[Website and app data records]
========================
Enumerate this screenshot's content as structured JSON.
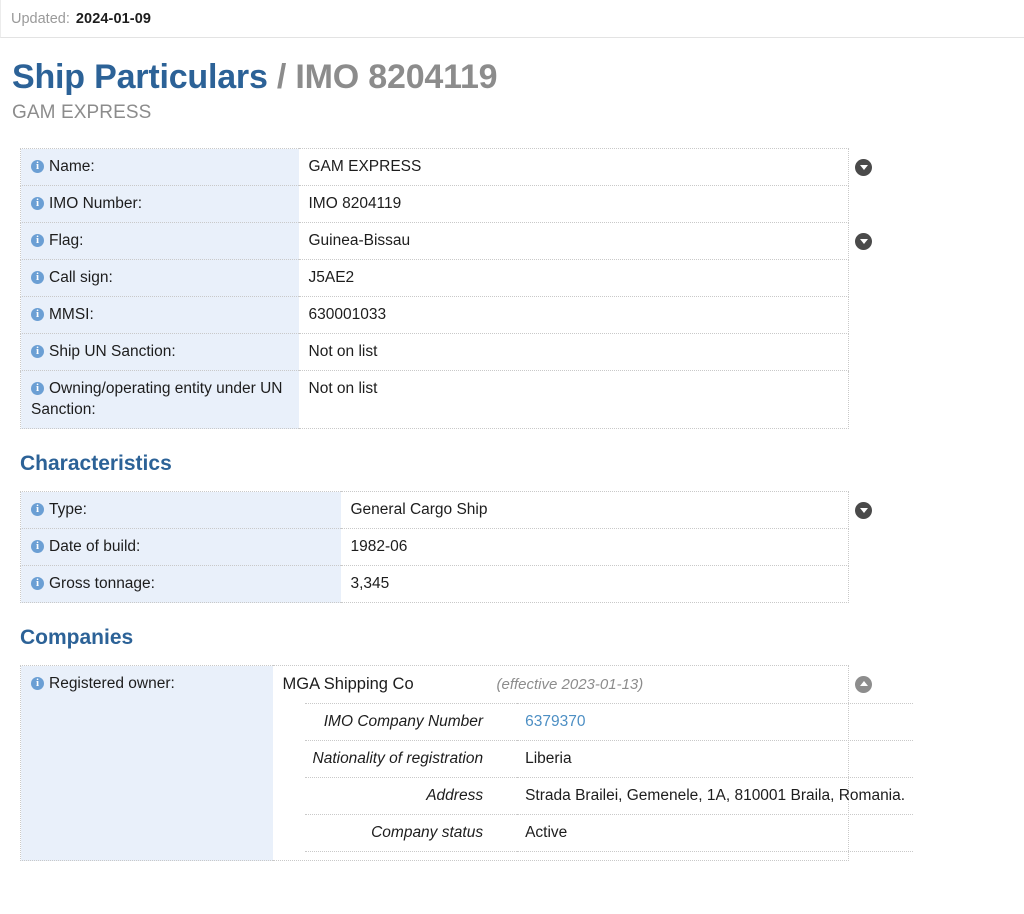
{
  "updated": {
    "label": "Updated:",
    "date": "2024-01-09"
  },
  "header": {
    "title_main": "Ship Particulars",
    "title_separator": "/",
    "title_imo": "IMO 8204119",
    "subtitle": "GAM EXPRESS"
  },
  "particulars": {
    "rows": [
      {
        "label": "Name:",
        "value": "GAM EXPRESS",
        "toggle": "down"
      },
      {
        "label": "IMO Number:",
        "value": "IMO 8204119",
        "toggle": ""
      },
      {
        "label": "Flag:",
        "value": "Guinea-Bissau",
        "toggle": "down"
      },
      {
        "label": "Call sign:",
        "value": "J5AE2",
        "toggle": ""
      },
      {
        "label": "MMSI:",
        "value": "630001033",
        "toggle": ""
      },
      {
        "label": "Ship UN Sanction:",
        "value": "Not on list",
        "toggle": ""
      },
      {
        "label": "Owning/operating entity under UN Sanction:",
        "value": "Not on list",
        "toggle": ""
      }
    ]
  },
  "characteristics": {
    "heading": "Characteristics",
    "rows": [
      {
        "label": "Type:",
        "value": "General Cargo Ship",
        "toggle": "down"
      },
      {
        "label": "Date of build:",
        "value": "1982-06",
        "toggle": ""
      },
      {
        "label": "Gross tonnage:",
        "value": "3,345",
        "toggle": ""
      }
    ]
  },
  "companies": {
    "heading": "Companies",
    "row_label": "Registered owner:",
    "toggle": "up",
    "company": {
      "name": "MGA Shipping Co",
      "effective": "(effective 2023-01-13)",
      "details": [
        {
          "key": "IMO Company Number",
          "value": "6379370",
          "is_link": true
        },
        {
          "key": "Nationality of registration",
          "value": "Liberia",
          "is_link": false
        },
        {
          "key": "Address",
          "value": "Strada Brailei, Gemenele, 1A, 810001 Braila, Romania.",
          "is_link": false
        },
        {
          "key": "Company status",
          "value": "Active",
          "is_link": false
        }
      ]
    }
  },
  "colors": {
    "title_blue": "#2c6297",
    "label_bg": "#e9f0fa",
    "info_icon": "#6b9fd4",
    "link_blue": "#4d8fc4",
    "muted_gray": "#8c8c8c"
  }
}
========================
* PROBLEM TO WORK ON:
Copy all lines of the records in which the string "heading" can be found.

* TASK ANSWER:
    "heading": "Characteristics",
    "heading": "Companies",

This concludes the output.